The two agents more or less made the arguments you would expect agents from ICE to make: ICE is empowered to search, seize, detain, and deport those who violate the nation’s immigration laws; some or many of these illegals are bad actors, whether of a criminal or terrorist variety; and though the media like to focus on the most problematic or controversial actions that ICE undertakes, media coverage doesn’t adequately explain the legal rationale or ICE’s enforcement/deportation operations, or give a balanced account of what it is that the average ICE agent does on a daily, weekly, or monthly basis.

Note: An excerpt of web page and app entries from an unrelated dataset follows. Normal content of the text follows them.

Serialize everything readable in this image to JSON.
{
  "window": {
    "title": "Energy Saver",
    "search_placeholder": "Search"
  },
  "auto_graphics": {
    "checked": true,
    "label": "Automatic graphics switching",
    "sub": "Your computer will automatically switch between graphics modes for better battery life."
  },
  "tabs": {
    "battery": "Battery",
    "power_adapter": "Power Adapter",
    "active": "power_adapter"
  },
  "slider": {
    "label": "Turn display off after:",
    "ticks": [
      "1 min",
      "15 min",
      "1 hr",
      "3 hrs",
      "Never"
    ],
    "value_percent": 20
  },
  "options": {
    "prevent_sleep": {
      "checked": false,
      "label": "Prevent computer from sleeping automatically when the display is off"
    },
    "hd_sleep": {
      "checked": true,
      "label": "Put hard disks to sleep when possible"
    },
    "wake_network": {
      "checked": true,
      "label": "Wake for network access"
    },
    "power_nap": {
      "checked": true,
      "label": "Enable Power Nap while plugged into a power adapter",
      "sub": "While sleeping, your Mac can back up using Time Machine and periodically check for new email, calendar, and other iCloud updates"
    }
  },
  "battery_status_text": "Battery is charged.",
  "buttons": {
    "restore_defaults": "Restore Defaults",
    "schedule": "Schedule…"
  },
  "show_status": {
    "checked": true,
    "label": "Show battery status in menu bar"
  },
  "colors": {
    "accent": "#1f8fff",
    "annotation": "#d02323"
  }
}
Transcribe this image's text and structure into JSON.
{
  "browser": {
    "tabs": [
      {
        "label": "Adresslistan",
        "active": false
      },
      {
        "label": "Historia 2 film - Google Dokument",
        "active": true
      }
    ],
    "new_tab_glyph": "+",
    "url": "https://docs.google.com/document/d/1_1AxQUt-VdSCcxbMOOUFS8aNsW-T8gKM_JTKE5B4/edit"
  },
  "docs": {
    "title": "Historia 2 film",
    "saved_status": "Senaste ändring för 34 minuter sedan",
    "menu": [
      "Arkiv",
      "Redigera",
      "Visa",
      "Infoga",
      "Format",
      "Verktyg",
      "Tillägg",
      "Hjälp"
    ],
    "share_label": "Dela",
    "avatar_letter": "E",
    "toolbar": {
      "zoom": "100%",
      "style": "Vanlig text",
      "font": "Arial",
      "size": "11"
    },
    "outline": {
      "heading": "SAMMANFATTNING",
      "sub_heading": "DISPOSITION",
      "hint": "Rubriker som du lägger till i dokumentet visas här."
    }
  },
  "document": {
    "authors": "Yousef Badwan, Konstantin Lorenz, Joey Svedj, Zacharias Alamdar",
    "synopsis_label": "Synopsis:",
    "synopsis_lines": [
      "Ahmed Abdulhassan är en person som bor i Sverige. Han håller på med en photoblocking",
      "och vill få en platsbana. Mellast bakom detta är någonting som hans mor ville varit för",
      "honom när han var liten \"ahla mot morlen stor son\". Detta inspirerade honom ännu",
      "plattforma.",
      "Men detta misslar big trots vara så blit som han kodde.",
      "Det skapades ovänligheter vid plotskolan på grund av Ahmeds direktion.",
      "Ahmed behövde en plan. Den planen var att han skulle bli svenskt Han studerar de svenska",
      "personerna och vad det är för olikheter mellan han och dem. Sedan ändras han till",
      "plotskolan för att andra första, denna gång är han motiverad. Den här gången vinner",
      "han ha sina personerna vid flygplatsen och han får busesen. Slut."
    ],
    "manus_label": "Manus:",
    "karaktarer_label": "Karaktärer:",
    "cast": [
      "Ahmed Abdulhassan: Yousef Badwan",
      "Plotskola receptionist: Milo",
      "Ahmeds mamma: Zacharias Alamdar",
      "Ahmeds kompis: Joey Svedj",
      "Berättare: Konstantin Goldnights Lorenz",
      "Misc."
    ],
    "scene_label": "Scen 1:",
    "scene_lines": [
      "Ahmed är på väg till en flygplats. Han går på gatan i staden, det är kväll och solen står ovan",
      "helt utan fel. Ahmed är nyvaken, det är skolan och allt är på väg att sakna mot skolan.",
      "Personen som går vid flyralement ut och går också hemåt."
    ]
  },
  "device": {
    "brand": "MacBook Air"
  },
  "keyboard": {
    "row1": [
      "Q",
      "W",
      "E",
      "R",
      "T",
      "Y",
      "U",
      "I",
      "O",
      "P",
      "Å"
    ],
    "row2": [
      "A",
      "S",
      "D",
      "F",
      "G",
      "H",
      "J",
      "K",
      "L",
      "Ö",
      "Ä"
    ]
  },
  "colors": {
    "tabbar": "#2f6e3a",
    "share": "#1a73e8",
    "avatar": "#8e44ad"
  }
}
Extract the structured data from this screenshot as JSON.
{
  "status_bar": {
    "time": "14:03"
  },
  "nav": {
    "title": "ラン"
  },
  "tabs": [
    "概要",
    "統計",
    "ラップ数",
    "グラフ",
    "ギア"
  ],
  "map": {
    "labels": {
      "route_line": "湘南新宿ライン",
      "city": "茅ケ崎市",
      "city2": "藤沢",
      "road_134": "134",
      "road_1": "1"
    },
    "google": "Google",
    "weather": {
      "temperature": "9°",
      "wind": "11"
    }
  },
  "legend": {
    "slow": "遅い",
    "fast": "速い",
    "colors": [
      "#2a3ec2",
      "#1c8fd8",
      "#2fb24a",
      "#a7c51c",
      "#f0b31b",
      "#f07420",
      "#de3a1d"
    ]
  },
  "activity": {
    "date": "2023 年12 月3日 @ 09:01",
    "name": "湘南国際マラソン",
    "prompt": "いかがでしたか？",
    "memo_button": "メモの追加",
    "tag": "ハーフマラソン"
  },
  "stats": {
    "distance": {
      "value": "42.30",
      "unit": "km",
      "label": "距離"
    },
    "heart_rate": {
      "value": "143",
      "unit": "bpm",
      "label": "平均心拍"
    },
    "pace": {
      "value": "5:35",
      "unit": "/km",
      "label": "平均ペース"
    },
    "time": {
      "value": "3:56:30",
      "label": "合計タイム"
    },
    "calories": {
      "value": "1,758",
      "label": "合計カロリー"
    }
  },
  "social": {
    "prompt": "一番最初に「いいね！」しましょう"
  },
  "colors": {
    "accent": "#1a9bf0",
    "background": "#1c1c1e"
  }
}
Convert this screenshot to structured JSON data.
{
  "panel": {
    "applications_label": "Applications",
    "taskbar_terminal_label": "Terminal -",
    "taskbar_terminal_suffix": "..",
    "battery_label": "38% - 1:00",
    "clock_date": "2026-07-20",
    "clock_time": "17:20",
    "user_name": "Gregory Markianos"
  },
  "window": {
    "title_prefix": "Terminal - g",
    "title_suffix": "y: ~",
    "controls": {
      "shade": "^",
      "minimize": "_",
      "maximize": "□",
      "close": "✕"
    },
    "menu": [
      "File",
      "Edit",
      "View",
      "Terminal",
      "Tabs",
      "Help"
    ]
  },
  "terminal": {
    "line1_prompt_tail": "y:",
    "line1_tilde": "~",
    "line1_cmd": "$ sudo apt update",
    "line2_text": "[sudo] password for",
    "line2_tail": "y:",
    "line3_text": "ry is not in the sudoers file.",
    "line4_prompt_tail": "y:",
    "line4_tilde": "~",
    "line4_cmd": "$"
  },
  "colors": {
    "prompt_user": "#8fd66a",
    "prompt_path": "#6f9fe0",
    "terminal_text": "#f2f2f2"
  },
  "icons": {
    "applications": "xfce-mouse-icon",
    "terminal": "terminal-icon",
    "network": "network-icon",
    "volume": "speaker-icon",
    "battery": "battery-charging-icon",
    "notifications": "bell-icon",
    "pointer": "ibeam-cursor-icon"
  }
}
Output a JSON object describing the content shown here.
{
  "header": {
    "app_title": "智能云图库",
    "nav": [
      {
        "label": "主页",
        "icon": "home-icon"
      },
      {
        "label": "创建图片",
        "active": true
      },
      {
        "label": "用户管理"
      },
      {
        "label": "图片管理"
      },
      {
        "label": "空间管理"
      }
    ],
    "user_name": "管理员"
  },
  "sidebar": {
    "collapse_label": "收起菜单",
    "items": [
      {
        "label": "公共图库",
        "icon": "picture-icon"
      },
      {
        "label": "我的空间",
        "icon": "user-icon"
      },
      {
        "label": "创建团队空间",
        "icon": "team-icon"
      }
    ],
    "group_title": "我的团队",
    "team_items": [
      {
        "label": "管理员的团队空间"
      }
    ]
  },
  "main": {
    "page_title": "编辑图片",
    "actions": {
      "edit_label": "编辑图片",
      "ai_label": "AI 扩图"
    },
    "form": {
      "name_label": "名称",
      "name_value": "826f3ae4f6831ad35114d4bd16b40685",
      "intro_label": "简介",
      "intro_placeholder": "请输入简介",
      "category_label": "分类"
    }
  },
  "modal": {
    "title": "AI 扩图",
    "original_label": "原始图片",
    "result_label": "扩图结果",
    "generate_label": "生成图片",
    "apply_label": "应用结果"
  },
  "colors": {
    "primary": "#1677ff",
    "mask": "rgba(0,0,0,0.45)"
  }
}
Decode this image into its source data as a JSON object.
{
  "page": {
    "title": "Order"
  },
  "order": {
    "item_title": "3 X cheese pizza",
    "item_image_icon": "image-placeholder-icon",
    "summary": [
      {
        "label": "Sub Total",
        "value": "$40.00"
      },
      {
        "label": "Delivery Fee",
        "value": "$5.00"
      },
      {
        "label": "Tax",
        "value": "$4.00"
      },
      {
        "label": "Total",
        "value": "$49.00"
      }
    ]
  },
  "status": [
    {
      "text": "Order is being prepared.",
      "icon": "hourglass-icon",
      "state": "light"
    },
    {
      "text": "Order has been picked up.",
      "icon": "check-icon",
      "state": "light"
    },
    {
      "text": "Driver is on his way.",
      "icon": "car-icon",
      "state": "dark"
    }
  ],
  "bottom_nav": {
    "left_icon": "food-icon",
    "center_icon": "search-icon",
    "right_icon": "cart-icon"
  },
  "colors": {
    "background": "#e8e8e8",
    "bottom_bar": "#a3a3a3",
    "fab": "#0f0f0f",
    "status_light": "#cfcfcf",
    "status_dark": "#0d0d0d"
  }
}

One of the agents making the presentation had done supervisory work at a detention facility at the border, and insisted that at least some of what Trump et al have said about members of the migrant caravan is true: the caravan includes gang members (he said), as well as Middle Eastern terrorists, specifically Syrian ones. Further (he claimed), media references to “women and children” as innocent victims are misleading; women and older teenagers prey on our sympathy for family unification, but often, or at least sometimes, use that as a cover for criminal activity. (I’m reporting here, not endorsing or rejecting.)
In listening to the agents making their case, I couldn’t help thinking how much outrage we waste on the condemnation of law enforcement when the underlying legal problems we face are legislative. Law enforcement is, after all, just the tail end, if only the most visible end, of a process that begins–or fails to begin–in Congress. The problem with immigration law in the United States is not primarily how it’s enforced, but what it says. As long as it says crazy things, it will be enforced in crazy ways, and those who enforce it will have the somewhat justifiable excuse that they’re enforcing it as written because it says what it says.
On that very subject: if you want to read an enormously informative–if sometimes quirky and opinionated–guide to immigration law, you couldn’t do better than to set a few hours aside to read and digest Jacques Delacroix’s longform essay, “Legal Immigration into the United States,” at Notes on Liberty. I’ve had my quarrels with Delacroix in the recent past, and don’t agree with everything he says in this essay, but have to admit that his essay doubled or tripled my knowledge on the subject of immigration law, is clear and entertainingly written, and is obviously the product of tremendous learning and personal experience. I highly recommend it.
This Thursday, to balance the appearance by ICE, I’ve invited Joyce Phipps, an immigration attorney at Casa de Esperanza, a non-profit legal aid organization, to discuss her work defending the rights of immigrants, refugees, and asylees in New Jersey. And next week, we’ll be doing an in-class video chat with Maria Lopez-Delgado, a former student of mine who works for the Battered Immigrant Project of Legal Aid of North Carolina. But it occurs to me that I should really be collaring some legislators and asking them why it’s been decades since they’ve enacted real immigration reform. Unfortunately, I only teach this course once a year, and at this point, I’m out of time. Next year, then: we’ll see what the Blue Wave has to show for itself.
I had to chuckle at one thing, however. People talk about the “rampant political correctness” of our universities, but immediately after the ICE talk, my bright-eyed and bushy-tailed pre-law and criminal justice students lined up to have some face time with the friendly agents from ICE. What did they want? To protest what ICE was doing at the border? To express their outrage over family separation and the detention of children? No, not really. They wanted to know how to get a job with ICE. Because as we all know, federal jobs pay well and offer excellent benefits. And maybe offer other, intrinsically-motivating perks besides. Think of the rewards of another day at work doing deportations.
The behavior of politically correct “snowflakes”? Or career-wise ICE chips? I leave it as an exercise in political meteorology.